▸ Directions
Word for word, copy out every line of the records, omitting each picture.

[Extracted data entries]
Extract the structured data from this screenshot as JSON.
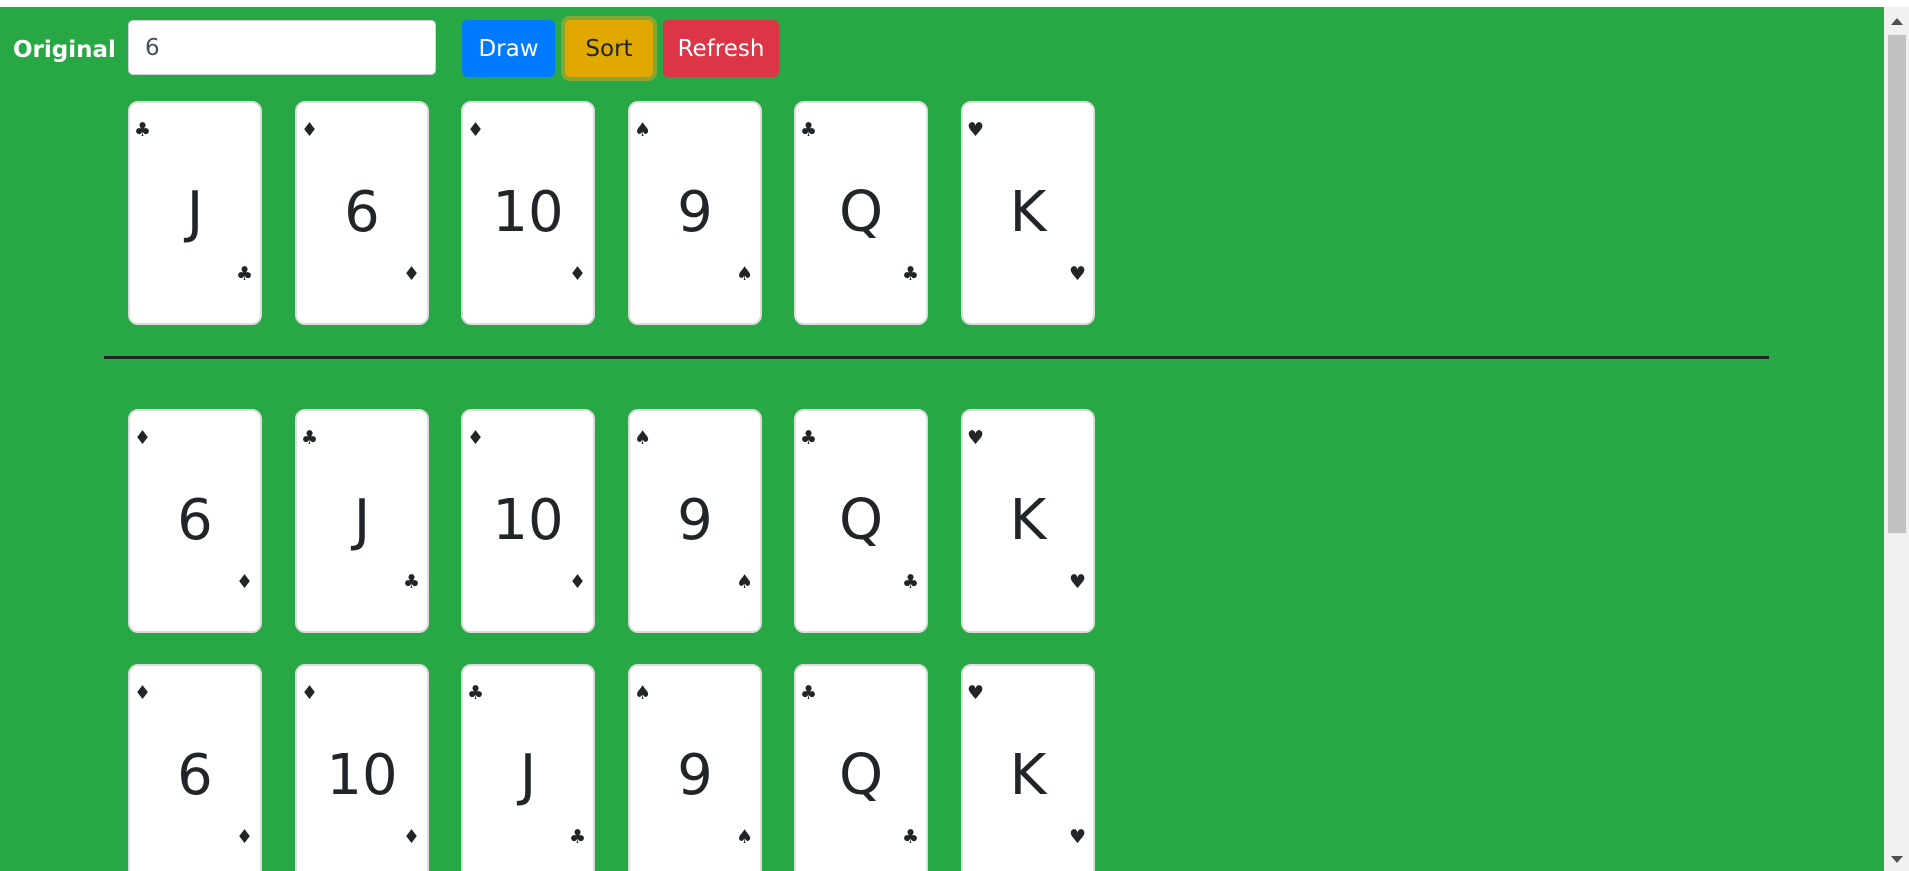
{
  "toolbar": {
    "label": "Original",
    "input_value": "6",
    "draw_label": "Draw",
    "sort_label": "Sort",
    "refresh_label": "Refresh"
  },
  "rows": [
    {
      "cards": [
        {
          "rank": "J",
          "suit": "♣"
        },
        {
          "rank": "6",
          "suit": "♦"
        },
        {
          "rank": "10",
          "suit": "♦"
        },
        {
          "rank": "9",
          "suit": "♠"
        },
        {
          "rank": "Q",
          "suit": "♣"
        },
        {
          "rank": "K",
          "suit": "♥"
        }
      ]
    },
    {
      "cards": [
        {
          "rank": "6",
          "suit": "♦"
        },
        {
          "rank": "J",
          "suit": "♣"
        },
        {
          "rank": "10",
          "suit": "♦"
        },
        {
          "rank": "9",
          "suit": "♠"
        },
        {
          "rank": "Q",
          "suit": "♣"
        },
        {
          "rank": "K",
          "suit": "♥"
        }
      ]
    },
    {
      "cards": [
        {
          "rank": "6",
          "suit": "♦"
        },
        {
          "rank": "10",
          "suit": "♦"
        },
        {
          "rank": "J",
          "suit": "♣"
        },
        {
          "rank": "9",
          "suit": "♠"
        },
        {
          "rank": "Q",
          "suit": "♣"
        },
        {
          "rank": "K",
          "suit": "♥"
        }
      ]
    }
  ],
  "colors": {
    "background": "#28a745",
    "draw": "#007bff",
    "sort": "#e0a800",
    "refresh": "#dc3545"
  }
}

▸ Your response
Extract the structured data from this screenshot as JSON.
{
  "toolbar": {
    "label": "Original",
    "input_value": "6",
    "draw_label": "Draw",
    "sort_label": "Sort",
    "refresh_label": "Refresh"
  },
  "rows": [
    {
      "cards": [
        {
          "rank": "J",
          "suit": "♣"
        },
        {
          "rank": "6",
          "suit": "♦"
        },
        {
          "rank": "10",
          "suit": "♦"
        },
        {
          "rank": "9",
          "suit": "♠"
        },
        {
          "rank": "Q",
          "suit": "♣"
        },
        {
          "rank": "K",
          "suit": "♥"
        }
      ]
    },
    {
      "cards": [
        {
          "rank": "6",
          "suit": "♦"
        },
        {
          "rank": "J",
          "suit": "♣"
        },
        {
          "rank": "10",
          "suit": "♦"
        },
        {
          "rank": "9",
          "suit": "♠"
        },
        {
          "rank": "Q",
          "suit": "♣"
        },
        {
          "rank": "K",
          "suit": "♥"
        }
      ]
    },
    {
      "cards": [
        {
          "rank": "6",
          "suit": "♦"
        },
        {
          "rank": "10",
          "suit": "♦"
        },
        {
          "rank": "J",
          "suit": "♣"
        },
        {
          "rank": "9",
          "suit": "♠"
        },
        {
          "rank": "Q",
          "suit": "♣"
        },
        {
          "rank": "K",
          "suit": "♥"
        }
      ]
    }
  ],
  "colors": {
    "background": "#28a745",
    "draw": "#007bff",
    "sort": "#e0a800",
    "refresh": "#dc3545"
  }
}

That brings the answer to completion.